◆ **TASK TO COMPLETE**: Only the lines holding the string "Select" are needed; copy each of them from the data.

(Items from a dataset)

>>>>>

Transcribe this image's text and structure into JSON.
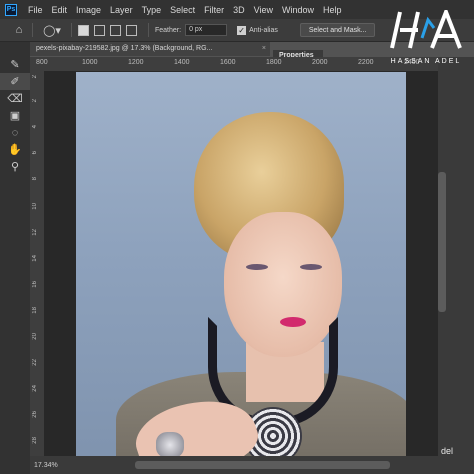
{
  "app": {
    "logo": "Ps",
    "menus": [
      "File",
      "Edit",
      "Image",
      "Layer",
      "Type",
      "Select",
      "Filter",
      "3D",
      "View",
      "Window",
      "Help"
    ]
  },
  "options_bar": {
    "feather_label": "Feather:",
    "feather_value": "0 px",
    "antialias_label": "Anti-alias",
    "antialias_checked": true,
    "select_mask_label": "Select and Mask..."
  },
  "document": {
    "tab_title": "pexels-pixabay-219582.jpg @ 17.3% (Background, RG...",
    "zoom": "17.34%"
  },
  "panels": {
    "properties_label": "Properties"
  },
  "rulers": {
    "horizontal": [
      "800",
      "1000",
      "1200",
      "1400",
      "1600",
      "1800",
      "2000",
      "2200",
      "2400"
    ],
    "vertical": [
      "2",
      "2",
      "4",
      "6",
      "8",
      "10",
      "12",
      "14",
      "16",
      "18",
      "20",
      "22",
      "24",
      "26",
      "28"
    ]
  },
  "watermark": {
    "name": "HASSAN ADEL",
    "partial": "del"
  },
  "colors": {
    "accent": "#31a8ff",
    "menubar": "#323232",
    "lips": "#d22a6d"
  }
}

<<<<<

◆ **RESPONSE BOX**:
      "Select",
    "select_mask_label": "Select and Mask..."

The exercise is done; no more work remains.